:: Records for this task

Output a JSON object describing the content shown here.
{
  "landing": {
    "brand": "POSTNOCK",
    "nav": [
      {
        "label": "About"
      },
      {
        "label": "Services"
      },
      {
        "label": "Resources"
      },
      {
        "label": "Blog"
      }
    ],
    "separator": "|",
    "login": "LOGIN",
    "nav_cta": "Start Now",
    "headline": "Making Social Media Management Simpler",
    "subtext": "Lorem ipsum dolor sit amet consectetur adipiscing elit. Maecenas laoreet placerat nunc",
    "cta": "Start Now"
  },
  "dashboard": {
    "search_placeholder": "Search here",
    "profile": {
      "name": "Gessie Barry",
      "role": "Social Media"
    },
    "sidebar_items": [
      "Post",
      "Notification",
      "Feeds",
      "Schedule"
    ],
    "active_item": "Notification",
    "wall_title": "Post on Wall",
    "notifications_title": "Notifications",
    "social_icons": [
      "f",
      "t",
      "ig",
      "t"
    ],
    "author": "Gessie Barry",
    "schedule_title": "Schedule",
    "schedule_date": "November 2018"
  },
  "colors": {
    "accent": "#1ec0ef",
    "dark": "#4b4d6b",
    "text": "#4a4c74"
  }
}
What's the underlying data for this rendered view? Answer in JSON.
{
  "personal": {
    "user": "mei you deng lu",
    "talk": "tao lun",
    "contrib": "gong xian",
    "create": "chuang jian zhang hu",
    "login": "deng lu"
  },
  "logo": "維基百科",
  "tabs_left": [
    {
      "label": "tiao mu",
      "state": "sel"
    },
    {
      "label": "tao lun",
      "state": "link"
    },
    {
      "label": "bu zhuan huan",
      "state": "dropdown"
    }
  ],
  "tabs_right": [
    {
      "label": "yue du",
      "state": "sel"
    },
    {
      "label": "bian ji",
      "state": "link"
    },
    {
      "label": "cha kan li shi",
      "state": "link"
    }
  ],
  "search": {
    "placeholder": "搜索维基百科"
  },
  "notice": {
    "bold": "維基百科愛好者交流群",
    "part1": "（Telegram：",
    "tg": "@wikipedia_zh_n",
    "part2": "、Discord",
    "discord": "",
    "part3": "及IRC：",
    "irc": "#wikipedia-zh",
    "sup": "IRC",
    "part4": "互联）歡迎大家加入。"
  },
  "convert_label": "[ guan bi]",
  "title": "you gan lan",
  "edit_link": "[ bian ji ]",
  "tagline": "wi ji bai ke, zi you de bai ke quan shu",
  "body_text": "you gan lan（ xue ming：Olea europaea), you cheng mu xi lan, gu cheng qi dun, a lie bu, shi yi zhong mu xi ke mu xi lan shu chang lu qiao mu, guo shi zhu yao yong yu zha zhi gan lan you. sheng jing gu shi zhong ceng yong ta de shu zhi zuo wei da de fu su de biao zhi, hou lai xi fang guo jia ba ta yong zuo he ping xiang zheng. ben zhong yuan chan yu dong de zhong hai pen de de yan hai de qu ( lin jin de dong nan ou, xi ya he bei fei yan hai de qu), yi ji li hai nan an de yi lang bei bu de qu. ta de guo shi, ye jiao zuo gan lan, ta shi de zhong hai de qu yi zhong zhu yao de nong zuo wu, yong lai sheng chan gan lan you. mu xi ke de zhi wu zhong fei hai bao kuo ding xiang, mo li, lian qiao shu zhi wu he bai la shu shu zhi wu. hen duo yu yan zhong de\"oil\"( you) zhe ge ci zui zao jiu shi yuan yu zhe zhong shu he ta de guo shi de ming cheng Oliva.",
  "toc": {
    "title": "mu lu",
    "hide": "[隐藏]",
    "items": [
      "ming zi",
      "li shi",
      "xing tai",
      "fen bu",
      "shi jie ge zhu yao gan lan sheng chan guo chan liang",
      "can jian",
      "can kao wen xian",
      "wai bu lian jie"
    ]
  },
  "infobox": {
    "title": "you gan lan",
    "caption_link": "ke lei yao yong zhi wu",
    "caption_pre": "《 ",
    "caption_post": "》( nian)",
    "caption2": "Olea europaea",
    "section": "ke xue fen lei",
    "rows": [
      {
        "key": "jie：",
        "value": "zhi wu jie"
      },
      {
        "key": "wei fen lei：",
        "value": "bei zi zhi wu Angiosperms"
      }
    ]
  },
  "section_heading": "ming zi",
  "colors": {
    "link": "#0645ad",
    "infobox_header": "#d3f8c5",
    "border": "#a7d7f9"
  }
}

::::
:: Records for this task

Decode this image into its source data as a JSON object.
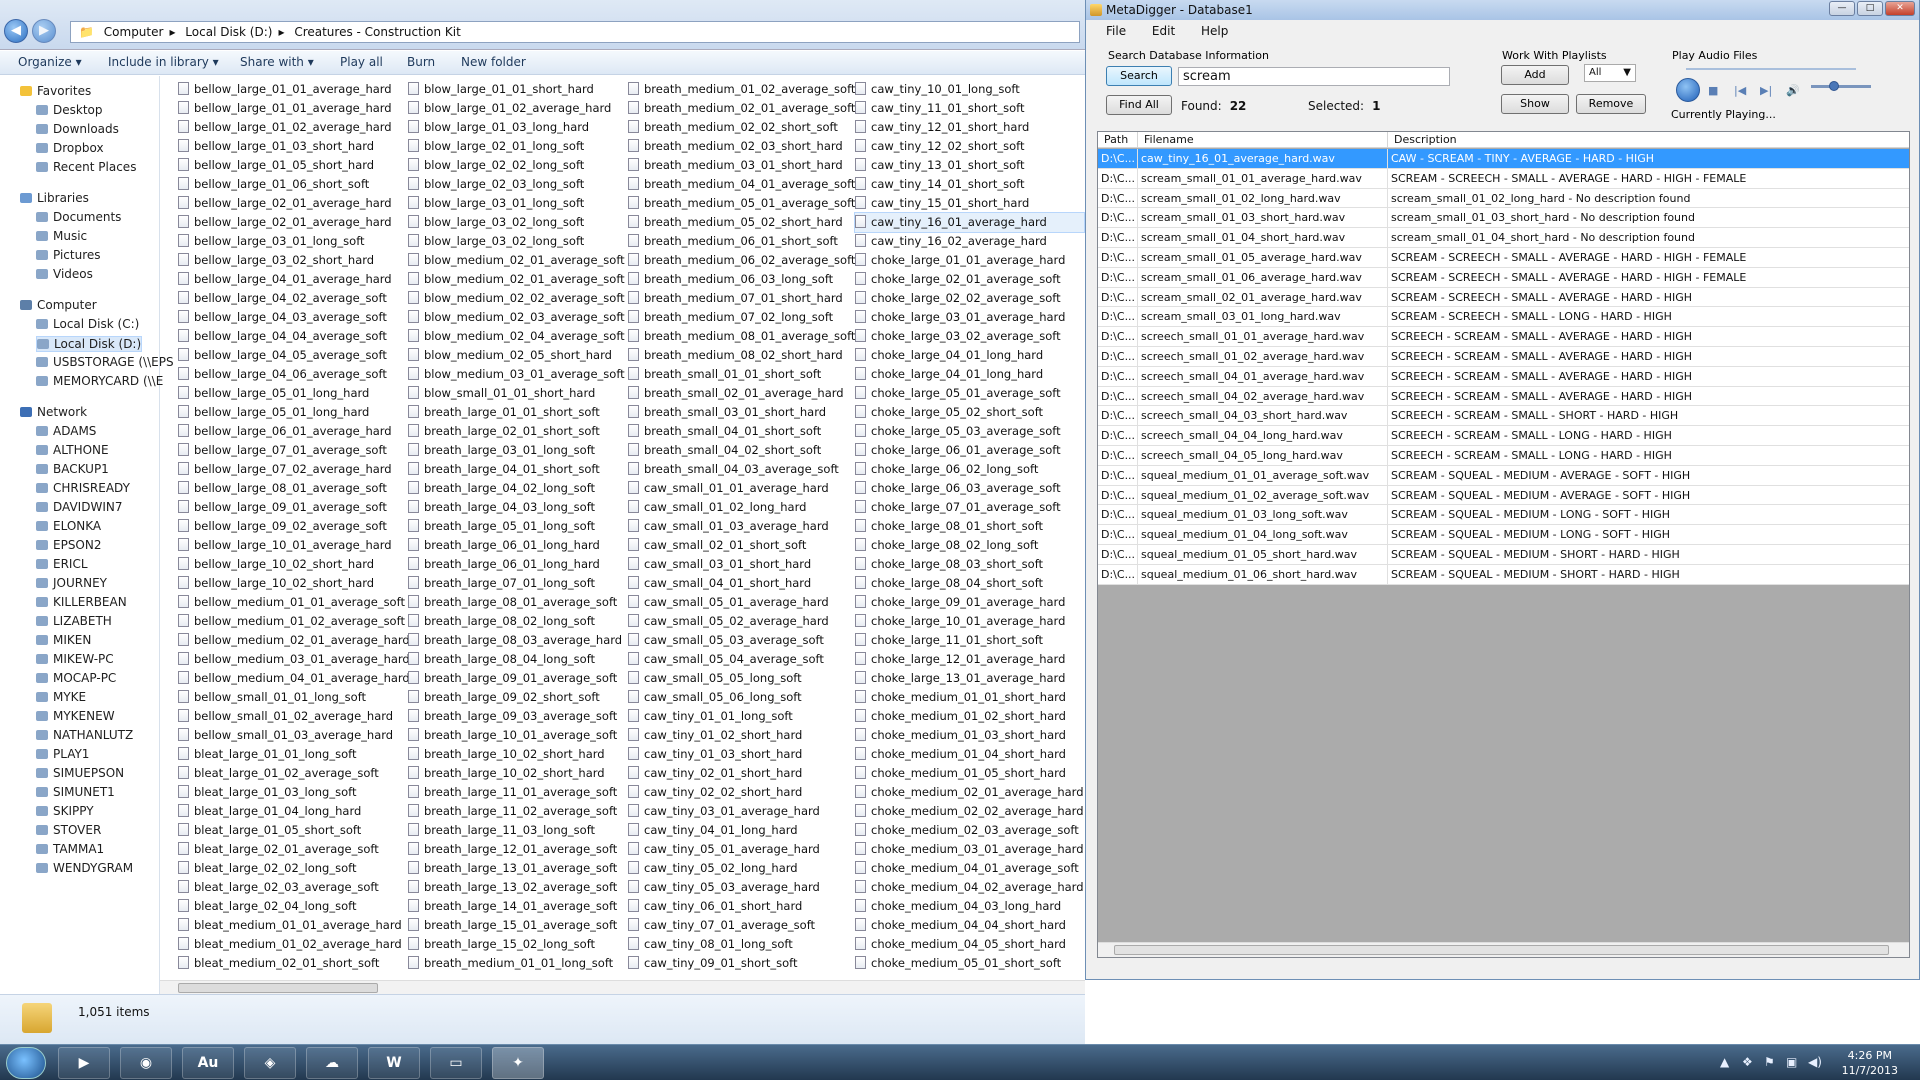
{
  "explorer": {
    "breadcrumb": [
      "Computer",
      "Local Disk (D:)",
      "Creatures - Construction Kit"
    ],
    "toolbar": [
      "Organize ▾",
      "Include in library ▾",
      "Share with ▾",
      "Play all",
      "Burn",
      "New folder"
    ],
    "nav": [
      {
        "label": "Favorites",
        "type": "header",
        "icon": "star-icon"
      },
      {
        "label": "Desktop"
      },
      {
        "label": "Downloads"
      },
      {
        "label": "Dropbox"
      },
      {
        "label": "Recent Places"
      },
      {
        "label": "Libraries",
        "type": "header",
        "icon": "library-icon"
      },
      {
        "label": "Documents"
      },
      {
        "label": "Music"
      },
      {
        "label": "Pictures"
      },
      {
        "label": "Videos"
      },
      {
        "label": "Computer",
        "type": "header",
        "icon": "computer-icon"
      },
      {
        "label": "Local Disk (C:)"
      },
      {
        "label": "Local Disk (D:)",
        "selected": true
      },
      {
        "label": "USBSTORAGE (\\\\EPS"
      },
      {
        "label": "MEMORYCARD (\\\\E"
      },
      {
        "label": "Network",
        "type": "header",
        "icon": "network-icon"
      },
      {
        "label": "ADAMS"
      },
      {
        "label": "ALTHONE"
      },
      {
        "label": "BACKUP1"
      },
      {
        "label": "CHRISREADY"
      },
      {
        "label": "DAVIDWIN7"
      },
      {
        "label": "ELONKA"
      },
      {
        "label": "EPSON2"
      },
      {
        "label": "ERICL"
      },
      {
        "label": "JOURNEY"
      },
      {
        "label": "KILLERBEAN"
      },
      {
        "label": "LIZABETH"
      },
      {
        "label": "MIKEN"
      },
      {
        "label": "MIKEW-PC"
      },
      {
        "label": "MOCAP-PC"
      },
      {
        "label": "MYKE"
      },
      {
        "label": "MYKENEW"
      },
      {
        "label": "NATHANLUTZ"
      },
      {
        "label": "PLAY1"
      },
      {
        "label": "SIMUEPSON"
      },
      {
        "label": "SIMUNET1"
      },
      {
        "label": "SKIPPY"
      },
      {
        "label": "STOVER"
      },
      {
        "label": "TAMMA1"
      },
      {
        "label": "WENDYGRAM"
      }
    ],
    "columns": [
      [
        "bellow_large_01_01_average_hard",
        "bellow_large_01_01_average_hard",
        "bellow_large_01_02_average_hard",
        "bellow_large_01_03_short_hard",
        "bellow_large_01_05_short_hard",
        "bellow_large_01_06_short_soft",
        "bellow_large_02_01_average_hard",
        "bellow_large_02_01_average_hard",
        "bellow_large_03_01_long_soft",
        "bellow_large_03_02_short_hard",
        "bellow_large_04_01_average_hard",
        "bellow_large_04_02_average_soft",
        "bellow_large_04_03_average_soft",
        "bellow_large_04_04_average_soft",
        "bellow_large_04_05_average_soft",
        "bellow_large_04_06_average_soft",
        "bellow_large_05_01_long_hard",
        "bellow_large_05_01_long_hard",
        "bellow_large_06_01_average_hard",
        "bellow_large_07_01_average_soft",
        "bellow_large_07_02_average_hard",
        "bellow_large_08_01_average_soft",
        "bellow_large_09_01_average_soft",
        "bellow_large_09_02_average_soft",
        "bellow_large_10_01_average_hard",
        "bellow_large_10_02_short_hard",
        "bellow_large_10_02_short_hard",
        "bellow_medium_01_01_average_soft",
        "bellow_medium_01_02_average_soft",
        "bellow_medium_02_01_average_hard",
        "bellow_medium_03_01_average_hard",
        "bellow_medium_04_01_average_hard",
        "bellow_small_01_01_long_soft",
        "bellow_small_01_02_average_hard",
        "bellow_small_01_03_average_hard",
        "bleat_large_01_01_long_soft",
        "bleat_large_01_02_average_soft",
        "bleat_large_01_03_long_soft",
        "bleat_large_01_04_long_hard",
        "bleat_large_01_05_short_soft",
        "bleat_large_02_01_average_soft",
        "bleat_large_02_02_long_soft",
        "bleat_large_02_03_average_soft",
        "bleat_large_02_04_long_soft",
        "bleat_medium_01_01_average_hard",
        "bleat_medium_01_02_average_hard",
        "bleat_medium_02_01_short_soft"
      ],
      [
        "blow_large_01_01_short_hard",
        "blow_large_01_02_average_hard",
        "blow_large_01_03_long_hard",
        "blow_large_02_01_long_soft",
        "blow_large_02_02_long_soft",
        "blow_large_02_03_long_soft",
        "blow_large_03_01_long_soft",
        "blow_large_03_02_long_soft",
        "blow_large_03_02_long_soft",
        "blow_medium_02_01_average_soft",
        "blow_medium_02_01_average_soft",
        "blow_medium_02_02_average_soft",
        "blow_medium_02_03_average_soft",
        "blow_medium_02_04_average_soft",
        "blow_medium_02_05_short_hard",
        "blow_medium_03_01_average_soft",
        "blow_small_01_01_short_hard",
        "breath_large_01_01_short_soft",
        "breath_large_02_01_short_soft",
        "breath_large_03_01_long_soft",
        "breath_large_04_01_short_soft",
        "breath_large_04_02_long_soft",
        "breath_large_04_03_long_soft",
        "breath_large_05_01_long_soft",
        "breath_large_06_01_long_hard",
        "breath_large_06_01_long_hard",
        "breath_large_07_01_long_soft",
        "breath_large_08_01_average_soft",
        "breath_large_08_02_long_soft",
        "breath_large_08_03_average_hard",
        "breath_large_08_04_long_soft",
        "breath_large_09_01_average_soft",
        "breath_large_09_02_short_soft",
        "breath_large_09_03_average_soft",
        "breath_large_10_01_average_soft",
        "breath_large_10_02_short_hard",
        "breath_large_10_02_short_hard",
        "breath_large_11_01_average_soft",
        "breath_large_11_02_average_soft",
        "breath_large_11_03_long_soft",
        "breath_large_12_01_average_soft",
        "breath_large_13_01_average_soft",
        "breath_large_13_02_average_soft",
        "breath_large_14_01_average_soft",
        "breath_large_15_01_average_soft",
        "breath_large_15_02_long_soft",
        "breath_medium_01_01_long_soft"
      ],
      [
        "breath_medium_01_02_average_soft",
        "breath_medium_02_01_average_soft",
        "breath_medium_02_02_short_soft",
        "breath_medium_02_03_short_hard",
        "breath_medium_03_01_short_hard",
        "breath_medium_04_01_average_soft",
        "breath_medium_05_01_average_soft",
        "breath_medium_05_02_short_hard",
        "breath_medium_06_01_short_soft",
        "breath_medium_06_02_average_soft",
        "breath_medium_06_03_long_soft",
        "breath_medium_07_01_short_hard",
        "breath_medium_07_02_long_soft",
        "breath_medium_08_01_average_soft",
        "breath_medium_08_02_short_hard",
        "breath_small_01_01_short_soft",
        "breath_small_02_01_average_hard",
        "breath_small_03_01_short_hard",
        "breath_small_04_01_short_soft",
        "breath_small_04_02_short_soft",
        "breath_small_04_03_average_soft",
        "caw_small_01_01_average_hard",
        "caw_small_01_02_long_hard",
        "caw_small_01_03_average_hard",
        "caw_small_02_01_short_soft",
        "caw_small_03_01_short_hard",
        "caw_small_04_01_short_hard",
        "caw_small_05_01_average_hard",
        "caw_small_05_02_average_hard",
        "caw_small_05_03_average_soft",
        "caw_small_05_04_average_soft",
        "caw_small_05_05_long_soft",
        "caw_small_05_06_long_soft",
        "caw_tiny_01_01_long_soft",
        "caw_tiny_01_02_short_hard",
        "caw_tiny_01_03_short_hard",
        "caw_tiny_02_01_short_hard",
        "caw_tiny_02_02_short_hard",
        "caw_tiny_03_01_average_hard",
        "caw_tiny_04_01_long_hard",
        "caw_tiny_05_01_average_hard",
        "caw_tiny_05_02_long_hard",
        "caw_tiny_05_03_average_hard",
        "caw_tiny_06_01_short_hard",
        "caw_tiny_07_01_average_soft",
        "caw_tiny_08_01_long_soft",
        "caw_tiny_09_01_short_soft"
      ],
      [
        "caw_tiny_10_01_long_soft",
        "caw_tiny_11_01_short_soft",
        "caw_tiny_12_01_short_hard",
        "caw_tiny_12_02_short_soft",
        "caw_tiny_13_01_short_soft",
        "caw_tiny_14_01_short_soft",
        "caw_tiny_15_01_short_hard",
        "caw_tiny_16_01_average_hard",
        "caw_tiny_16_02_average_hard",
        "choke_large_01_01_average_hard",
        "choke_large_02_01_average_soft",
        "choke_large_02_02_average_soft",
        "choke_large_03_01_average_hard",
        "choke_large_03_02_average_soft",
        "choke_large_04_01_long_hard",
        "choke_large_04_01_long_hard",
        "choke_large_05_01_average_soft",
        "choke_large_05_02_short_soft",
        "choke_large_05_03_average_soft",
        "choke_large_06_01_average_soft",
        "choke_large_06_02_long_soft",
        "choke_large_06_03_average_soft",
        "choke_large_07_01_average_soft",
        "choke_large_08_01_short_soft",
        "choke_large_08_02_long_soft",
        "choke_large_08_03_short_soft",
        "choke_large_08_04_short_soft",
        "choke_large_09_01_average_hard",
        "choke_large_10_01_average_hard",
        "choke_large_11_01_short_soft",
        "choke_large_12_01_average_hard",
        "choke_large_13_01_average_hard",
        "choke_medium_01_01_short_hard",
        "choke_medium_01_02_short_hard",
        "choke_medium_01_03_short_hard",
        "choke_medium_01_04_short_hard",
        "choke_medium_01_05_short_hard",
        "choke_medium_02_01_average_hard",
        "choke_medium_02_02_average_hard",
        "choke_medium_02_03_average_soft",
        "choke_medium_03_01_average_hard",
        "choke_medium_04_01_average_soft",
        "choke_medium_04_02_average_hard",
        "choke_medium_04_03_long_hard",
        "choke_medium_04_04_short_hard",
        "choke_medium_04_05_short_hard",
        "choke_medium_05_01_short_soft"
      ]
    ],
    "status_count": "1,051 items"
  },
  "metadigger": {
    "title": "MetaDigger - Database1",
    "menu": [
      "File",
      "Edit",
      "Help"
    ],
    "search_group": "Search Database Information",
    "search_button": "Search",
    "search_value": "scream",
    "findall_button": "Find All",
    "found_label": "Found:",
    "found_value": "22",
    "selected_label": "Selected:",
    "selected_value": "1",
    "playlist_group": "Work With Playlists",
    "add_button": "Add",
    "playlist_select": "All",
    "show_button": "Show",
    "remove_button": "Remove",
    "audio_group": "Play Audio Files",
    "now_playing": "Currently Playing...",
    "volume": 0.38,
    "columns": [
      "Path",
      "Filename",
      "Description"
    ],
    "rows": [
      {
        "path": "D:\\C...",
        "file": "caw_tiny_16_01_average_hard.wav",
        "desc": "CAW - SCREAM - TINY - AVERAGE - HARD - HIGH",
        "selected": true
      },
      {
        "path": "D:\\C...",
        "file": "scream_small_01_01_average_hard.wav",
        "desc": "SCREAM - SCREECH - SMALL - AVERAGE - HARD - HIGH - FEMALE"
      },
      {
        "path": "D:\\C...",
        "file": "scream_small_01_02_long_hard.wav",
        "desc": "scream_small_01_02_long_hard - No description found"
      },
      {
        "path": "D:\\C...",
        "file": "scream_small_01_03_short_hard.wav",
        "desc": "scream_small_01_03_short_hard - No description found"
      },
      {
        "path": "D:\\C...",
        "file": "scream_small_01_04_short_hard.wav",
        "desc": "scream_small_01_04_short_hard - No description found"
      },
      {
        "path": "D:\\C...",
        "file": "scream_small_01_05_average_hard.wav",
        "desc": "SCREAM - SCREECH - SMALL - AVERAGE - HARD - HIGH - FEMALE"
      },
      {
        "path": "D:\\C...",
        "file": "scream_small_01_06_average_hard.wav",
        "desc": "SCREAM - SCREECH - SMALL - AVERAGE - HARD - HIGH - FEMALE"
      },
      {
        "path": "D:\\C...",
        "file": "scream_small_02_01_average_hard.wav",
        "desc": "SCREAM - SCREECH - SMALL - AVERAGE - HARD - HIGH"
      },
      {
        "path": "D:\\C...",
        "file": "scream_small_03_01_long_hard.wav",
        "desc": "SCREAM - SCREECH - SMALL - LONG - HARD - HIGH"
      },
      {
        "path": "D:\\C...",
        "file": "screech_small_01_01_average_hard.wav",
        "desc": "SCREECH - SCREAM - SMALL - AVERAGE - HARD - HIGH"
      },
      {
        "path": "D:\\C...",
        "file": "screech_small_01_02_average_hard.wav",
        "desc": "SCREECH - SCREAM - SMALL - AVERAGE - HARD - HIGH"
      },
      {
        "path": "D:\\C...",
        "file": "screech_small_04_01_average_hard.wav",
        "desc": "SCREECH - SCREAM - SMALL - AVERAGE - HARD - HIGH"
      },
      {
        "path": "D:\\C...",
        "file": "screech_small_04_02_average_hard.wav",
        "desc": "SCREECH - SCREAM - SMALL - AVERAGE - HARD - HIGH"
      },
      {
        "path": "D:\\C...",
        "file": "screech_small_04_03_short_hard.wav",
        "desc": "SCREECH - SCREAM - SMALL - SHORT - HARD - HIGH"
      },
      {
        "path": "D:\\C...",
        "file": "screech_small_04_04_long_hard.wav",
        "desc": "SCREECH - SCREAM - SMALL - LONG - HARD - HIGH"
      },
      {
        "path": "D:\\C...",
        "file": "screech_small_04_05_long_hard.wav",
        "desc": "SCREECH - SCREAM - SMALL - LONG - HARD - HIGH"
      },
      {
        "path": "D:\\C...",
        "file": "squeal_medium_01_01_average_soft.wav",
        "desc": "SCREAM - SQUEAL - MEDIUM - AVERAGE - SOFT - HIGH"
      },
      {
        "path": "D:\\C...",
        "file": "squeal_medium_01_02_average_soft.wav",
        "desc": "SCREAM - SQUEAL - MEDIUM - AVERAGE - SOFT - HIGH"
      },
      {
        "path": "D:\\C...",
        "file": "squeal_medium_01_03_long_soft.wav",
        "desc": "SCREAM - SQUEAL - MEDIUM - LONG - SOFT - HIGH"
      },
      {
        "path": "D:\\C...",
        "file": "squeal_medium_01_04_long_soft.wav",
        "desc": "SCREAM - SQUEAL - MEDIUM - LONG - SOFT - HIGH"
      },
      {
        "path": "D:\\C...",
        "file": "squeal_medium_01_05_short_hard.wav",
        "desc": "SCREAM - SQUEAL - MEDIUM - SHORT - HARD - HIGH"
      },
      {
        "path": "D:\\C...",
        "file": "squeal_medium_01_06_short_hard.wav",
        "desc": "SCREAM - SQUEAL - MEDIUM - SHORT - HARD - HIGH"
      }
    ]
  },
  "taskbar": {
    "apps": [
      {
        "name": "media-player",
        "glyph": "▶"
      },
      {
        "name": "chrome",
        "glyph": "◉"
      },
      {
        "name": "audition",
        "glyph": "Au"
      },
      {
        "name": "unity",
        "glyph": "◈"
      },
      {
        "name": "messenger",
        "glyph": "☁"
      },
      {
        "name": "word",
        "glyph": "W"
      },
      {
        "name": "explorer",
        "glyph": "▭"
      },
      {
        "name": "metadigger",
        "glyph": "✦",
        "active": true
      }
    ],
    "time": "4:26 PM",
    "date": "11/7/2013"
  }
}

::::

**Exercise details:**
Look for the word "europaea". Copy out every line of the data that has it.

**Result of the task:**
  "body_text": "you gan lan（ xue ming：Olea europaea), you cheng mu xi lan, gu cheng qi dun, a lie bu, shi yi zhong mu xi ke mu xi lan shu chang lu qiao mu, guo shi zhu yao yong yu zha zhi gan lan you. sheng jing gu shi zhong ceng yong ta de shu zhi zuo wei da de fu su de biao zhi, hou lai xi fang guo jia ba ta yong zuo he ping xiang zheng. ben zhong yuan chan yu dong de zhong hai pen de de yan hai de qu ( lin jin de dong nan ou, xi ya he bei fei yan hai de qu), yi ji li hai nan an de yi lang bei bu de qu. ta de guo shi, ye jiao zuo gan lan, ta shi de zhong hai de qu yi zhong zhu yao de nong zuo wu, yong lai sheng chan gan lan you. mu xi ke de zhi wu zhong fei hai bao kuo ding xiang, mo li, lian qiao shu zhi wu he bai la shu shu zhi wu. hen duo yu yan zhong de\"oil\"( you) zhe ge ci zui zao jiu shi yuan yu zhe zhong shu he ta de guo shi de ming cheng Oliva.",
    "caption2": "Olea europaea",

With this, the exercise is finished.